▸ **Your task**: Tell how many lines in the data below include the word "BEARING". The answer is the number only.

▸ **Recorded information**:
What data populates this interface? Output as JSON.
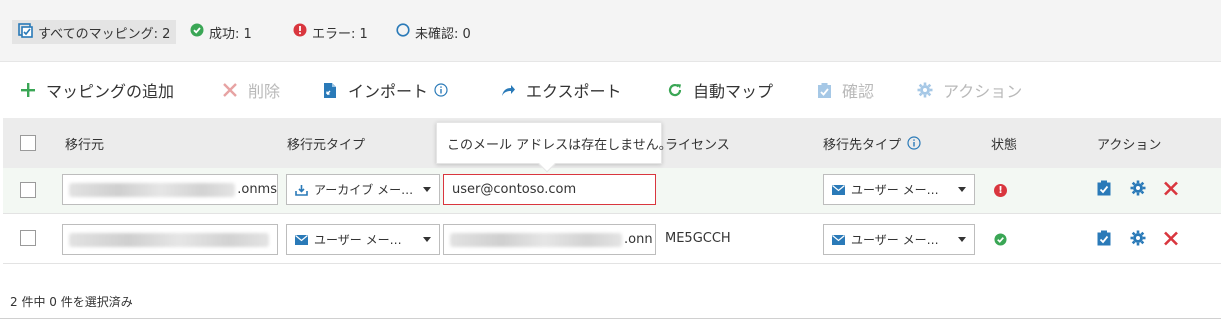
{
  "filters": {
    "all": "すべてのマッピング: 2",
    "success": "成功: 1",
    "error": "エラー: 1",
    "unverified": "未確認: 0"
  },
  "toolbar": {
    "add": "マッピングの追加",
    "delete": "削除",
    "import": "インポート",
    "export": "エクスポート",
    "automap": "自動マップ",
    "verify": "確認",
    "actions": "アクション"
  },
  "table": {
    "headers": {
      "source": "移行元",
      "source_type": "移行元タイプ",
      "license": "ライセンス",
      "target_type": "移行先タイプ",
      "status": "状態",
      "actions": "アクション"
    },
    "rows": [
      {
        "source_suffix": ".onms",
        "source_type": "アーカイブ メー…",
        "target": "user@contoso.com",
        "license": "",
        "target_type": "ユーザー メー…",
        "status": "error"
      },
      {
        "source_suffix": "",
        "source_type": "ユーザー メー…",
        "target_suffix": ".onn",
        "license": "ME5GCCH",
        "target_type": "ユーザー メー…",
        "status": "success"
      }
    ]
  },
  "tooltip": "このメール アドレスは存在しません。",
  "footer": "2 件中 0 件を選択済み",
  "colors": {
    "accent": "#2a7ab8",
    "success": "#3aa655",
    "error": "#d9363e",
    "disabled": "#b9b9b9"
  }
}
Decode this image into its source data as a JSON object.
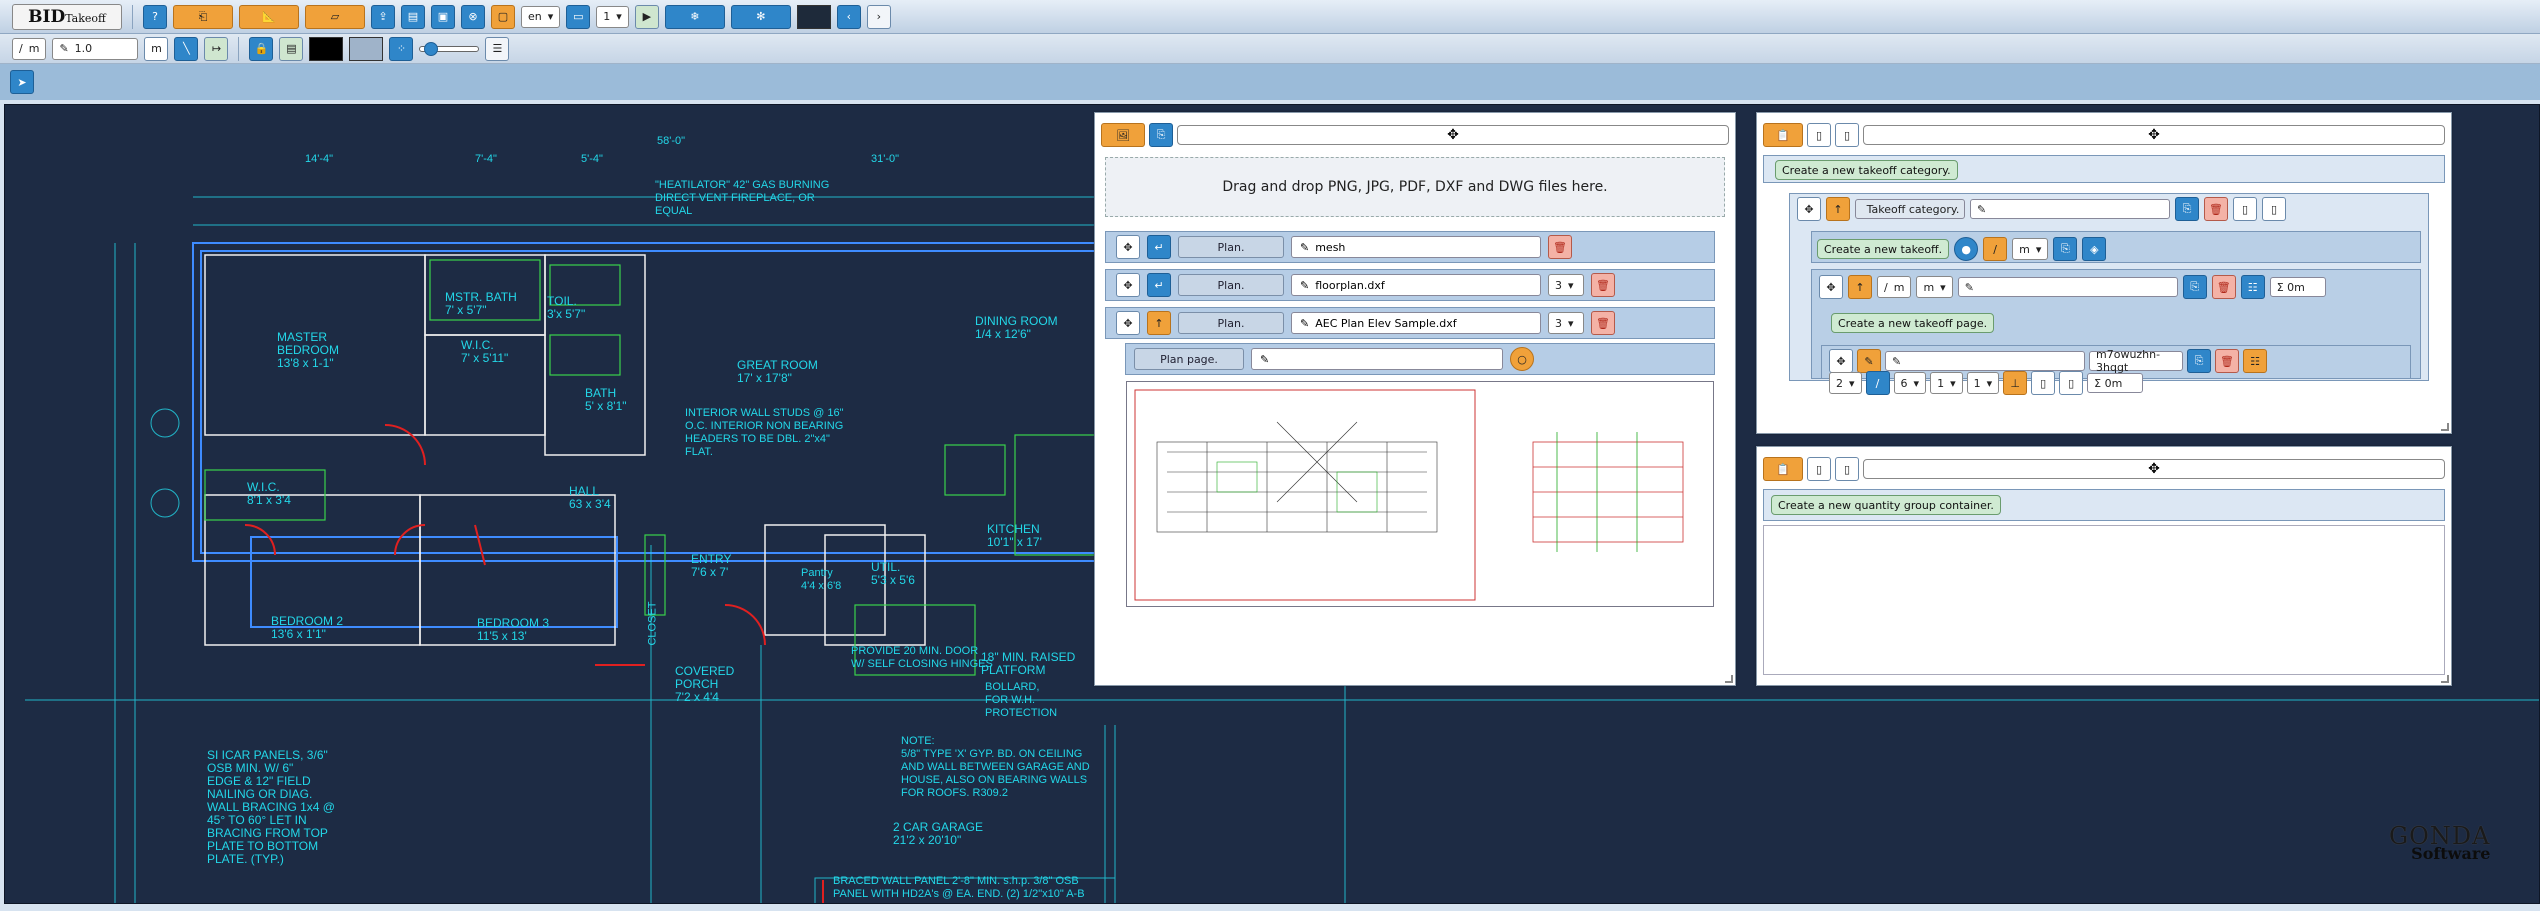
{
  "toolbar": {
    "logo_main": "BID",
    "logo_sub": "Takeoff",
    "help_label": "?",
    "language": "en",
    "page_number": "1",
    "line_width": "1.0",
    "unit": "m"
  },
  "file_panel": {
    "dropzone_text": "Drag and drop PNG, JPG, PDF, DXF and DWG files here.",
    "files": [
      {
        "plan_label": "Plan.",
        "name": "mesh",
        "pages": ""
      },
      {
        "plan_label": "Plan.",
        "name": "floorplan.dxf",
        "pages": "3"
      },
      {
        "plan_label": "Plan.",
        "name": "AEC Plan Elev Sample.dxf",
        "pages": "3"
      }
    ],
    "plan_page_label": "Plan page."
  },
  "takeoff_panel": {
    "create_category": "Create a new takeoff category.",
    "category_label": "Takeoff category.",
    "create_takeoff": "Create a new takeoff.",
    "unit_m": "m",
    "create_page": "Create a new takeoff page.",
    "total": "Σ 0m",
    "page_id": "m7owuzhn-3hqgt",
    "page_sel_a": "2",
    "page_sel_b": "6",
    "page_sel_c": "1",
    "page_sel_d": "1"
  },
  "quantity_panel": {
    "create_group": "Create a new quantity group container."
  },
  "cad_labels": [
    {
      "id": "dim-top",
      "text": "58'-0\""
    },
    {
      "id": "dim-14-4",
      "text": "14'-4\""
    },
    {
      "id": "dim-7-4",
      "text": "7'-4\""
    },
    {
      "id": "dim-5-4",
      "text": "5'-4\""
    },
    {
      "id": "dim-31-0",
      "text": "31'-0\""
    },
    {
      "id": "heatilator",
      "text": "\"HEATILATOR\" 42\" GAS BURNING\nDIRECT VENT FIREPLACE, OR\nEQUAL"
    },
    {
      "id": "master",
      "text": "MASTER\nBEDROOM\n13'8 x 1-1\""
    },
    {
      "id": "mstr-bath",
      "text": "MSTR. BATH\n7' x 5'7\""
    },
    {
      "id": "toil",
      "text": "TOIL.\n3'x 5'7\""
    },
    {
      "id": "wic1",
      "text": "W.I.C.\n7' x 5'11\""
    },
    {
      "id": "bath",
      "text": "BATH\n5' x 8'1\""
    },
    {
      "id": "great",
      "text": "GREAT ROOM\n17' x 17'8\""
    },
    {
      "id": "dining",
      "text": "DINING ROOM\n1/4 x 12'6\""
    },
    {
      "id": "interior",
      "text": "INTERIOR WALL STUDS @ 16\"\nO.C. INTERIOR NON BEARING\nHEADERS TO BE DBL. 2\"x4\"\nFLAT."
    },
    {
      "id": "wic2",
      "text": "W.I.C.\n8'1 x 3'4"
    },
    {
      "id": "hall",
      "text": "HALL\n63 x 3'4"
    },
    {
      "id": "kitchen",
      "text": "KITCHEN\n10'1\" x 17'"
    },
    {
      "id": "entry",
      "text": "ENTRY\n7'6 x 7'"
    },
    {
      "id": "pantry",
      "text": "Pantry\n4'4 x 6'8"
    },
    {
      "id": "util",
      "text": "UTIL.\n5'3 x 5'6"
    },
    {
      "id": "bed2",
      "text": "BEDROOM 2\n13'6 x 1'1\""
    },
    {
      "id": "bed3",
      "text": "BEDROOM 3\n11'5 x 13'"
    },
    {
      "id": "covered",
      "text": "COVERED\nPORCH\n7'2 x 4'4"
    },
    {
      "id": "provide",
      "text": "PROVIDE 20 MIN. DOOR\nW/ SELF CLOSING HINGES"
    },
    {
      "id": "raised",
      "text": "18\" MIN. RAISED\nPLATFORM"
    },
    {
      "id": "bollard",
      "text": "BOLLARD,\nFOR W.H.\nPROTECTION"
    },
    {
      "id": "note",
      "text": "NOTE:\n5/8\" TYPE 'X' GYP. BD. ON CEILING\nAND WALL BETWEEN GARAGE AND\nHOUSE, ALSO ON BEARING WALLS\nFOR ROOFS. R309.2"
    },
    {
      "id": "garage",
      "text": "2 CAR GARAGE\n21'2 x 20'10\""
    },
    {
      "id": "braced",
      "text": "BRACED WALL PANEL 2'-8\" MIN. s.h.p. 3/8\" OSB\nPANEL WITH HD2A's @ EA. END. (2) 1/2\"x10\" A-B"
    },
    {
      "id": "panels",
      "text": "SI ICAR PANELS, 3/6\"\nOSB MIN. W/ 6\"\nEDGE & 12\" FIELD\nNAILING OR DIAG.\nWALL BRACING 1x4 @\n45° TO 60° LET IN\nBRACING FROM TOP\nPLATE TO BOTTOM\nPLATE. (TYP.)"
    },
    {
      "id": "closet",
      "text": "CLOSET"
    }
  ],
  "brand": {
    "line1": "GONDA",
    "line2": "Software"
  },
  "colors": {
    "cad_bg": "#1d2b44",
    "cad_line": "#23d7e8",
    "wall": "#3e8cff",
    "accent_orange": "#f0a13a",
    "accent_blue": "#2f86c9"
  }
}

▸ **Written answer**: 2